from Fine Cooking 113, p. 54-59
When I was a girl, my mother and I would laugh disparagingly at television commercials for “ragù spaghetti sauce” in a jar. She knew—and she taught me—that real Italian ragù is nothing like that pasty red stuff. It’s a thick, hearty pasta sauce, made with at least one kind of meat, that’s simmered for hours until the meat is tender and the sauce is rich and savory.
That said, ragù styles differ from region to region throughout Italy. Each one is an expression of place, of the crops grown and the animals raised there, of the farmers who cultivate the land, and of the people who transform its bounty into food.
There are also as many recipes for each region’s ragùs as there are cooks in Italy. The only hard-and-fast rule I know for making a good ragù is this: Be patient. It takes time to properly cook ragù.

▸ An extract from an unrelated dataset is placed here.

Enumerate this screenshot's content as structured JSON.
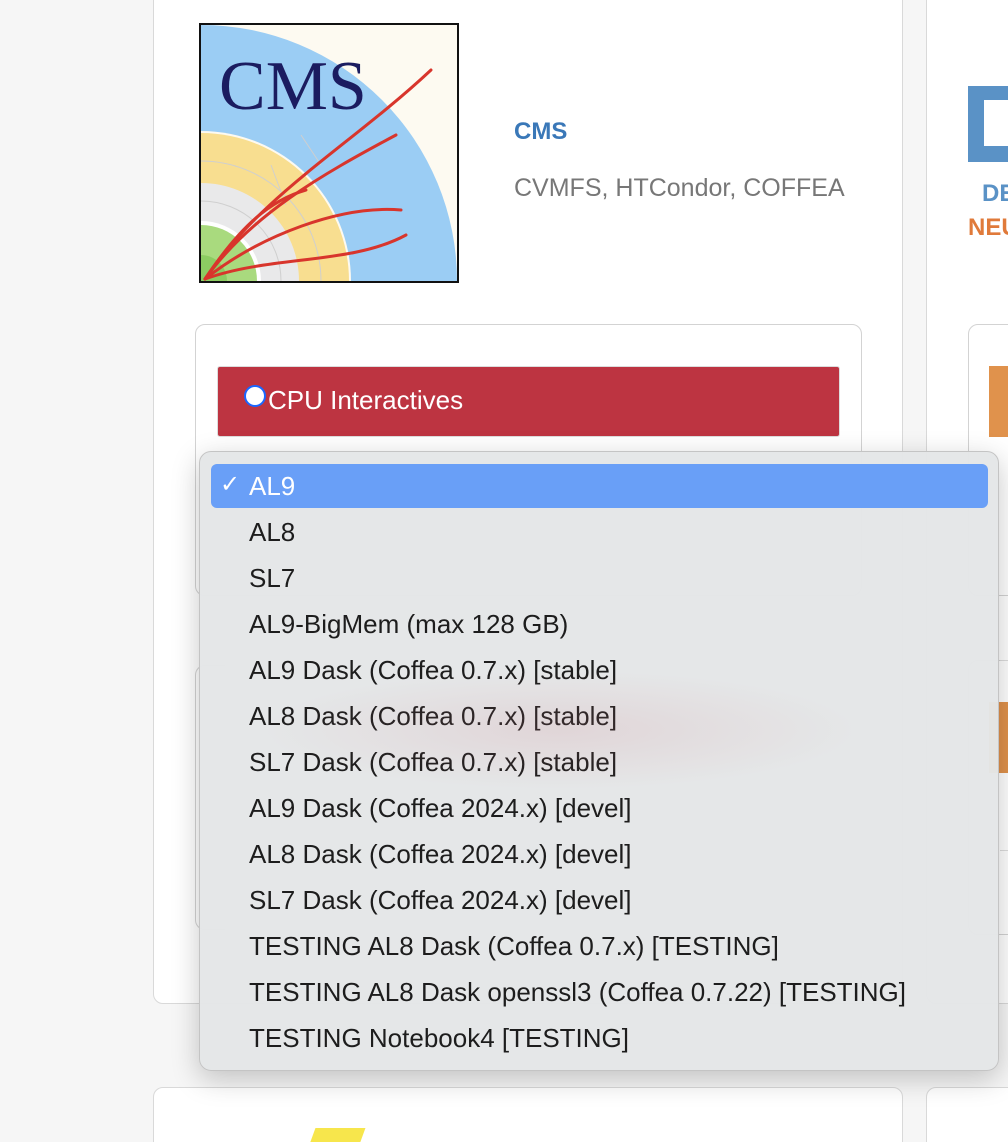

Through the recipes that follow, I’ll take you on a delicious journey across Italy, from Veneto in the north to Sicily in the south. Come along for the ride. It may take longer than opening a jar, but the results will be so much better.
More meat, less tomato In northern Italy, ragùs tend to be less about tomatoes and more about the meat and aromatic herbs that flavor them. Venetian ragù, for example, is made from the meat of the wild ducks that populate the lagoons and is perfumed with native bay leaf and fresh sage. Some versions of this ragù call for tomatoes, but others use broth and no tomatoes at all. Some use duck stock and the liver and giblets, while others (like the recipe below) get deep flavor from duck legs and thighs and dry red wine.
|Pappardelle with Venetian Duck Ragu|
Meats plus dairy In historically wealthy Emilia-Romagna, ragù is made from a combination of ground meats—beef, veal, and pork—and enriched with milk and cream. Ragù alla Bolognese, which originated in Bologna, in the heart of the region, is a perfectly delicious example. In the recipe below, mortadella, a smoked beef and pork sausage, brings even more rich flavor to the pot. The ragù is spiked with freshly grated nutmeg, a beloved spice from the region, and only a small amount of tomato is added.
|Fettucine with Ragu alla Bolognese|
Native game and chiles In the rugged mountainous regions of central Italy, ragùs feature native game—wild hare or rabbit, wild boar or pork, mutton or lamb. Lamb ragù, in particular, is a specialty of Abruzzo. Farmers there have raised sheep for centuries, letting them graze in mountain pastures during the spring and summer, and herding them south to the milder climate of Puglia for the winter. Traditionally, tender cuts of lamb are grilled and roasted, while tougher cuts are simmered to tenderness in ragù.
|Spaghetti with Abruzzese Lamb Ragu|
More tomato, less meat In the south, where tomatoes are meaty, fullflavored, and plentiful, it makes sense that the ragùs reflect this abundance—they’re similar to the traditional “red sauce” that most people are familiar with. Sicilian ragùs, in particular, are often made with lots of tomato and veal or pork. I’m especially fond of variations, like the one below, that add crumbled pork sausage to the mix to further punch up the flavor of the sauce.
|Pasta with Sicilian Pork and Sausage Ragu|
Editor's Note: When Domenica was featured on Fine Cooking #114's Contributors Page, she wrote that her favorite cold weather food was Garlicky Lentil Soup with Carrots & Tuscan Kale. Due to popular request, we've linked up the recipe, which you'll find on her site, domenicacooks.com. Enjoy!
Photos: Scott Phillips